DPhil Candidate, Wolfson College, University of Oxford
The Gospel, or al-injīl (Q 3:3), remains an indispensable part of the Muslim tradition as a scripture with which the Qurʾān is in close dialogue. From the earliest period of qurʾānic interpretation, questions concerning the exact nature of the four canonical Gospels and their relationship to the Injīl of the Qurʾān have provoked Muslim scholars to either defend the text or condemn it for the sake of their own sacred book and prophet. Others within the tradition of Muslim discourse over the Bible have sought more neutral ground to stand on. This gave rise to the formulation of various categories for assessing the biblical text in an effort to salvage the Injīl as mentioned in the Qurʾān for good or ill. In Abū l-Ḥasan al-Biqāʿī’s (d. 885/1480) Qurʾān commentary (tafsīr), Naẓm al-durar fī tanasūb al-ayat wa’l-suwar (The String of Pearls: Concerning the Interrelatedness of the Verses and Chapters), such an attempt is made with extensive quotations from the four Gospels.
The following paper will first introduce al-Biqāʿī in the context of fifteenth-century Cairo as both scholar and controversialist.
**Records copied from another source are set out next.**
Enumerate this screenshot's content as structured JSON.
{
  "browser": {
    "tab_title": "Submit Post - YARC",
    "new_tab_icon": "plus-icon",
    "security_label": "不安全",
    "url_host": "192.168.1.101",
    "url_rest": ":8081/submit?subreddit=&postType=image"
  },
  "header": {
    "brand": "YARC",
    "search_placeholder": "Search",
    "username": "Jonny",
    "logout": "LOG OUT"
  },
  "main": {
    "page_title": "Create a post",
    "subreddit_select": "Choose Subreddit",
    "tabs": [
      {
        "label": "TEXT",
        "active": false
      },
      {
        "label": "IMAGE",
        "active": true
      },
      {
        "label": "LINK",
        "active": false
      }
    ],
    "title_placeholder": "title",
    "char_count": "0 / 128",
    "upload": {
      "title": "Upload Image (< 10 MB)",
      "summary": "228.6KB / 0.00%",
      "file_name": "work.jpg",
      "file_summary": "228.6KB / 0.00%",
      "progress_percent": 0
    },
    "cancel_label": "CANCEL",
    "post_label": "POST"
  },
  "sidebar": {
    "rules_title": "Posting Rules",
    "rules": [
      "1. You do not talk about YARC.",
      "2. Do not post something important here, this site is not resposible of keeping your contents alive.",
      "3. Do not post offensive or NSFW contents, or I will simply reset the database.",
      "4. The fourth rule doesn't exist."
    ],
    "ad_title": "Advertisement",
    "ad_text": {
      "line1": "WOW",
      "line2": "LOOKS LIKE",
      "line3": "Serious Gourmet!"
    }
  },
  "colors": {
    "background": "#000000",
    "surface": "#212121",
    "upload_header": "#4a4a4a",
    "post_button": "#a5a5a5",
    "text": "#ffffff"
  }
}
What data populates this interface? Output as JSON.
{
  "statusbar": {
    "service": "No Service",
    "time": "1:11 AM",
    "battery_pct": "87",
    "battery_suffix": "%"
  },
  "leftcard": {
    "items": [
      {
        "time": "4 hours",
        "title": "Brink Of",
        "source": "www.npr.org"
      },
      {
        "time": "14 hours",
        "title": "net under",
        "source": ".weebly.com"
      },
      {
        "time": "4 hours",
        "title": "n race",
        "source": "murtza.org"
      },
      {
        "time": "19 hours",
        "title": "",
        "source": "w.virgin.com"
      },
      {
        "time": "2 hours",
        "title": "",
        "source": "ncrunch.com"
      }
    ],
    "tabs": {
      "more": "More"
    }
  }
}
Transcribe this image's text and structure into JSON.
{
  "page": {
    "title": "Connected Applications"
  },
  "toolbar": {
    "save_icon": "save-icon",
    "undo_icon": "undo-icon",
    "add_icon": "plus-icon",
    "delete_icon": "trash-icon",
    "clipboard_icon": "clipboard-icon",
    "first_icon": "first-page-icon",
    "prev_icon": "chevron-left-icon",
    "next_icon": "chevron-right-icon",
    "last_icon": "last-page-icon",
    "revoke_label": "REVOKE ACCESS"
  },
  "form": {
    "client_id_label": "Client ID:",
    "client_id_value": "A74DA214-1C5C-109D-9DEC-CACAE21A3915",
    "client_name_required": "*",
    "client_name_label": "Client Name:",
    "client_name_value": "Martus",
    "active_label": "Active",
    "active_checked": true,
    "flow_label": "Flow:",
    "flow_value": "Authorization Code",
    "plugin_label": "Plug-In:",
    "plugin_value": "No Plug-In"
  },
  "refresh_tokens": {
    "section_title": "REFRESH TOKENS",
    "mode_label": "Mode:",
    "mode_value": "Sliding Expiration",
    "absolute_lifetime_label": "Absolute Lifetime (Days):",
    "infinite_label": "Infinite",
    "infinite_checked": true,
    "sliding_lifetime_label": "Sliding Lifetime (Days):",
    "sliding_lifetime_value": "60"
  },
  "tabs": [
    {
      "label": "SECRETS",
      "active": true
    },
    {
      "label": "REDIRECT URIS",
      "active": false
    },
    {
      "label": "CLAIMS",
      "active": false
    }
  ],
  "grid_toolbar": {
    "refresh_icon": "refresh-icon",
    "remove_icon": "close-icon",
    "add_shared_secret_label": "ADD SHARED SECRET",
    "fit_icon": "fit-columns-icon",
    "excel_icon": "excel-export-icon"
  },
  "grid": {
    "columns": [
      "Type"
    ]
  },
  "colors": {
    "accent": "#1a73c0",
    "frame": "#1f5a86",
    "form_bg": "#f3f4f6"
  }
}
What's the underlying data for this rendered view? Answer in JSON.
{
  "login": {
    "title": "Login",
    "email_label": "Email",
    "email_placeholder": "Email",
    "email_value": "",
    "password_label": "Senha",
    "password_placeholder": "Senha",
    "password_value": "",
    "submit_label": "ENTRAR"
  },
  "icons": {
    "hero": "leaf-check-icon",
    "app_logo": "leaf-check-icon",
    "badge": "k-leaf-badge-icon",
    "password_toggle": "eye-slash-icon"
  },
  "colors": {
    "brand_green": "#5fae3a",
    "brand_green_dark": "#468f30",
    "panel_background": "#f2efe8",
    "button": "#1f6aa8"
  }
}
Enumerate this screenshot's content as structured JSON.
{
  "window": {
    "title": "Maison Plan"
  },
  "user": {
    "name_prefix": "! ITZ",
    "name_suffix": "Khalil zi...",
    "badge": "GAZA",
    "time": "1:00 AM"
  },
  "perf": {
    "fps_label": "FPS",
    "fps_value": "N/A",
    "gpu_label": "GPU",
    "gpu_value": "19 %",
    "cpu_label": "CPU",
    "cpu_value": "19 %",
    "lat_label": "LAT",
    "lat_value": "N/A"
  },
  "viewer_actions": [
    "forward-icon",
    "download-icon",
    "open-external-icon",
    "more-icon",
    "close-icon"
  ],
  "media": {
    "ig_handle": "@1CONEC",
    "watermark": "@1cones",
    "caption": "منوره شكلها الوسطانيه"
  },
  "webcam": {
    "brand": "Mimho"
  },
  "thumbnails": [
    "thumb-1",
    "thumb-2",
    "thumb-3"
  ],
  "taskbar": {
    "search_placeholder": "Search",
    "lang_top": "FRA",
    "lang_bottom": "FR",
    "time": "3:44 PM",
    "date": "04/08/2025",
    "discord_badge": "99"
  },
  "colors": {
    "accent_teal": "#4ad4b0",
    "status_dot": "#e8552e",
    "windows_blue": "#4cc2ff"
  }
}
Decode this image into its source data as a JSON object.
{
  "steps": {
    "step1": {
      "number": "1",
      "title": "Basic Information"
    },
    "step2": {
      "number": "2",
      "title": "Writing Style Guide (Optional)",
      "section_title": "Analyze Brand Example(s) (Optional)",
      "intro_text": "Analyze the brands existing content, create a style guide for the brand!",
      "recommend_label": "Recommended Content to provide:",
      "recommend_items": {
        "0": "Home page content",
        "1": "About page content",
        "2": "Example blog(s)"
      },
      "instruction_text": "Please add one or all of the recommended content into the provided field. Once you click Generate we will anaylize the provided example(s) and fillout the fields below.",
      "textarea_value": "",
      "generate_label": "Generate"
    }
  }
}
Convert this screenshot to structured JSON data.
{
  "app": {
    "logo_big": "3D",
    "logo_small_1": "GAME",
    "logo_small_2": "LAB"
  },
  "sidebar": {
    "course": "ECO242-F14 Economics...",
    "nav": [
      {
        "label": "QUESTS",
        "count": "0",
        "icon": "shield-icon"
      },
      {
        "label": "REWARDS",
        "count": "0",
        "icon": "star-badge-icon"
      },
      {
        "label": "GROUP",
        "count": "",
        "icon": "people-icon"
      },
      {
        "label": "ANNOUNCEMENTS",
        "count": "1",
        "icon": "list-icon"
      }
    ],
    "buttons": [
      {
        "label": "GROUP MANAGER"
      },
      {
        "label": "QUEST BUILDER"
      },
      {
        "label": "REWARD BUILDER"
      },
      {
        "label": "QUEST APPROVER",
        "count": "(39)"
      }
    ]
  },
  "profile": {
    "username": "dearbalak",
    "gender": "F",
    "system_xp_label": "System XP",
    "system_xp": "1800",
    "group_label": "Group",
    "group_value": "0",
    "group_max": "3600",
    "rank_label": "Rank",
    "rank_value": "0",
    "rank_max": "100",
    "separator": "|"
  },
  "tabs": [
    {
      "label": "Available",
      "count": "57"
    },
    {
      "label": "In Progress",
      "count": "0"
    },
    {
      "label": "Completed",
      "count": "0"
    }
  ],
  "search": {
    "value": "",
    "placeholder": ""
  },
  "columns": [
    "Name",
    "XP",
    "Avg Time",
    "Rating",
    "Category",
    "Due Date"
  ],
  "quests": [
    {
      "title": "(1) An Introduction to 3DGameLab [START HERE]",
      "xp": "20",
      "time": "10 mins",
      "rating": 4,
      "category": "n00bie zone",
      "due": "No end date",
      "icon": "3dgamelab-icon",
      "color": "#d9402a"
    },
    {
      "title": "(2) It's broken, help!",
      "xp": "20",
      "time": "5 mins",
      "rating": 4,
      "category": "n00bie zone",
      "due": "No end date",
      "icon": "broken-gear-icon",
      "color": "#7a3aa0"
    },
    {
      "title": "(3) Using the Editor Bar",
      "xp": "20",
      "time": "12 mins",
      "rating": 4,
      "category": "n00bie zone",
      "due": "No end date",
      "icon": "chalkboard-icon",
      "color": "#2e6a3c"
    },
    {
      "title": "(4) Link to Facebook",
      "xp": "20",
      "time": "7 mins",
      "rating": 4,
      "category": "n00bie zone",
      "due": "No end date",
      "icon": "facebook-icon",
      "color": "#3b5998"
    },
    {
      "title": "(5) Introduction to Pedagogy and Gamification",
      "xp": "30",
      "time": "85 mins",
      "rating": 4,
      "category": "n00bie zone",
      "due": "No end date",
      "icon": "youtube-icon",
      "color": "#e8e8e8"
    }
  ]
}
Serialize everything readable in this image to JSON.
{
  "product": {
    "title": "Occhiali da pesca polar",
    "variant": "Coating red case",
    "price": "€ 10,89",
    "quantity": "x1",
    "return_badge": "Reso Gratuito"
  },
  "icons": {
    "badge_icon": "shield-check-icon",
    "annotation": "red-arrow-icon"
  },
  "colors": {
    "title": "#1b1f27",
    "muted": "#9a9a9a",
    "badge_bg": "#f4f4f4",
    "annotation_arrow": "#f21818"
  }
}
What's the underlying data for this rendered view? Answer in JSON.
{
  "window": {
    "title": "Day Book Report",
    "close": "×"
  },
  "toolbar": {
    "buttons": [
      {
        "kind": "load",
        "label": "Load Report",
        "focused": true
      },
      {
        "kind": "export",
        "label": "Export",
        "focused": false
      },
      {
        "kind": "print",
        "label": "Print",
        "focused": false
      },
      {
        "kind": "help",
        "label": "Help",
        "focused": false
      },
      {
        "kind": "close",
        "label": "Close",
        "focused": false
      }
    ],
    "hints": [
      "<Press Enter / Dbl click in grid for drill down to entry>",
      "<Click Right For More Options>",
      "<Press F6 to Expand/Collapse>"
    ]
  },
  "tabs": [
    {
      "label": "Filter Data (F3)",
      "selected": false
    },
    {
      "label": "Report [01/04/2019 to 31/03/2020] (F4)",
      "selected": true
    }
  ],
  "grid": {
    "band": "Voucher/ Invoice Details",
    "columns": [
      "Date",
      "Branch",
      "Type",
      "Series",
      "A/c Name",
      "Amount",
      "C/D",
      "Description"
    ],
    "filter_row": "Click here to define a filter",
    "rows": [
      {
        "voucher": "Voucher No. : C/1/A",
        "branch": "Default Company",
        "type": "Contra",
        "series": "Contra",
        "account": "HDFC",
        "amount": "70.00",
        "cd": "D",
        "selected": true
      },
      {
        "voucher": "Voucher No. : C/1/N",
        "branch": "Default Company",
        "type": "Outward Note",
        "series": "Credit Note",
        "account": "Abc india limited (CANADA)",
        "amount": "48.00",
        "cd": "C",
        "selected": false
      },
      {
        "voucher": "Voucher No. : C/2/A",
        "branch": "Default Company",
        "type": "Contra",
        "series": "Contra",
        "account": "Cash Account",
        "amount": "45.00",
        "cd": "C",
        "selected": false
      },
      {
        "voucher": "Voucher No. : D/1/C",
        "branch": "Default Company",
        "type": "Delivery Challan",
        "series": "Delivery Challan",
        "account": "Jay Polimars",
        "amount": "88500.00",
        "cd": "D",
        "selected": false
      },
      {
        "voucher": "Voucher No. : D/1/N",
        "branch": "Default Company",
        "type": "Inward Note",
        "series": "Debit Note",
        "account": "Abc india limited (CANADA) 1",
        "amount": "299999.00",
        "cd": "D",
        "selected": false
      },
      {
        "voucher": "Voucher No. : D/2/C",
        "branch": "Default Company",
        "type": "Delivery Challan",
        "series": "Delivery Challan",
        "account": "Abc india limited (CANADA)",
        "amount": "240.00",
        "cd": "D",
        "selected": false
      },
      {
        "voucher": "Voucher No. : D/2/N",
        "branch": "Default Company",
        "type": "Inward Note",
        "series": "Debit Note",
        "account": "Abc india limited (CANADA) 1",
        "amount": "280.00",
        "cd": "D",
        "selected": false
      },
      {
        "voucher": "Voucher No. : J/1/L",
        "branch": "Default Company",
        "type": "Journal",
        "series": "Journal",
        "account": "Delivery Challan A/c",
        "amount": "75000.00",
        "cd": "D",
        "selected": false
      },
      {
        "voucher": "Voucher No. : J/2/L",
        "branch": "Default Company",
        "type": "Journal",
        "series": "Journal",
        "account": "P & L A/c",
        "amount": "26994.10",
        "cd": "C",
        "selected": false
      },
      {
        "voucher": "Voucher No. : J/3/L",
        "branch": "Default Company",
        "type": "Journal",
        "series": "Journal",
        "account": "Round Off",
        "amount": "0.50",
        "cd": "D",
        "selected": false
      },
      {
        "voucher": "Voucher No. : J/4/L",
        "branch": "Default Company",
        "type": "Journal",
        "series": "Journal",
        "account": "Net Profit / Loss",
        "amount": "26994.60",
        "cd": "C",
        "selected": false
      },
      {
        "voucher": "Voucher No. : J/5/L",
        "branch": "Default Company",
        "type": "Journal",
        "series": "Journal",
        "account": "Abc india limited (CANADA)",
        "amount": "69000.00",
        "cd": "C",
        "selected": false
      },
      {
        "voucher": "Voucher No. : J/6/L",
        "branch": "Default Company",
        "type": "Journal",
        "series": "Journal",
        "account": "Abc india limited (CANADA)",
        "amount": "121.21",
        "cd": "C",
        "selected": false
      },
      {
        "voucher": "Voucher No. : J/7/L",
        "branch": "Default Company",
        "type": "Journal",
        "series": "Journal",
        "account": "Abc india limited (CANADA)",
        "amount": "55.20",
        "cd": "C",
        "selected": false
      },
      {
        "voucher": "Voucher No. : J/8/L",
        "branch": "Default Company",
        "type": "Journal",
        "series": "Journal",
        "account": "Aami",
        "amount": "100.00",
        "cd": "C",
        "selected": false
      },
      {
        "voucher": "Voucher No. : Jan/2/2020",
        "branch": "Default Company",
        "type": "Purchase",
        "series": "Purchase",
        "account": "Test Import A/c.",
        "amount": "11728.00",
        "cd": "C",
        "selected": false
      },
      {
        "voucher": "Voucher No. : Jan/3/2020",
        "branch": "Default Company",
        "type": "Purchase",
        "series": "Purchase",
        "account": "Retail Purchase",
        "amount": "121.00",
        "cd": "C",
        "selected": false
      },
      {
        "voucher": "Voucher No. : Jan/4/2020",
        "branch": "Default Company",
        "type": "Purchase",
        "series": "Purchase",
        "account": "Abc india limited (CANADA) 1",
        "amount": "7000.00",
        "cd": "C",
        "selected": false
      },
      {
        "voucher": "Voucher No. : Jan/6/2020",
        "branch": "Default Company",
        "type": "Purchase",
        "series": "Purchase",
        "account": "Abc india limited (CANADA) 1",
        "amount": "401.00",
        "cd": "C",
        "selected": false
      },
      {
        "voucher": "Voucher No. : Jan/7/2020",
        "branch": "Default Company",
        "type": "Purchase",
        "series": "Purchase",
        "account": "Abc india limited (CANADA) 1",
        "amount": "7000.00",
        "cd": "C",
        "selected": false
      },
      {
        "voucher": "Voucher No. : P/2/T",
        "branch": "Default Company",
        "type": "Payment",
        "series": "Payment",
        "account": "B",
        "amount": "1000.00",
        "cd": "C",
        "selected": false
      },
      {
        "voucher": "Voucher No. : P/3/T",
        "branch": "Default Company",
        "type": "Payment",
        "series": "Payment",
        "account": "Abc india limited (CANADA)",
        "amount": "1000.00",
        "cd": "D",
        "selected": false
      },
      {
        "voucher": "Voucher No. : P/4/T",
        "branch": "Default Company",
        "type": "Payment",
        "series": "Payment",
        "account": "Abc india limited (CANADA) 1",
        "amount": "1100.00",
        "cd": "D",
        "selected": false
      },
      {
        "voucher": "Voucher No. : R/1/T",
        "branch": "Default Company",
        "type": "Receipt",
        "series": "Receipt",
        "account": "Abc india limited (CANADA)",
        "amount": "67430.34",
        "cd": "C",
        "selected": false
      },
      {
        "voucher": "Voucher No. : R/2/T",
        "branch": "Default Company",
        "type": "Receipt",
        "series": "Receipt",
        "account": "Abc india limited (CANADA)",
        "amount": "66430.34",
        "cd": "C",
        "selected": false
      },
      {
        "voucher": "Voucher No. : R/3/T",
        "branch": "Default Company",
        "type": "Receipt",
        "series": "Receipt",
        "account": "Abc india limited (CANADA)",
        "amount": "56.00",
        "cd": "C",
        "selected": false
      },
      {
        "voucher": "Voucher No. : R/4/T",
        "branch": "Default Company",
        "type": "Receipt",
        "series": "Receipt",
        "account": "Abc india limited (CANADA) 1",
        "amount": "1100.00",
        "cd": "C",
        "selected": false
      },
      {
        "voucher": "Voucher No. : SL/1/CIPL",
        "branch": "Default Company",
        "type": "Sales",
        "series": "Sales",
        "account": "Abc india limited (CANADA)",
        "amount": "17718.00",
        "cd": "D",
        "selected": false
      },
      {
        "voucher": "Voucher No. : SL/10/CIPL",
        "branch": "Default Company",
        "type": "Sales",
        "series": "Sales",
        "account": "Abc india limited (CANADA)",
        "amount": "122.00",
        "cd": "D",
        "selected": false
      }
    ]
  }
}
Then a brief overview of the arguments from his treatise, al-Aqwāl, will be given; this is where he provides the theoretical basis and defense for quoting the Bible in his tafsīr. The focus for the remainder of the paper will be on the way in which he appropriates the Gospels in his exegesis of the Qurʾān. One question that will be in the forefront of the analysis is whether or not al-Biqāʿī acts as the final redactor of the Gospels by modifying the biblical text when it contradicts the Qurʾān.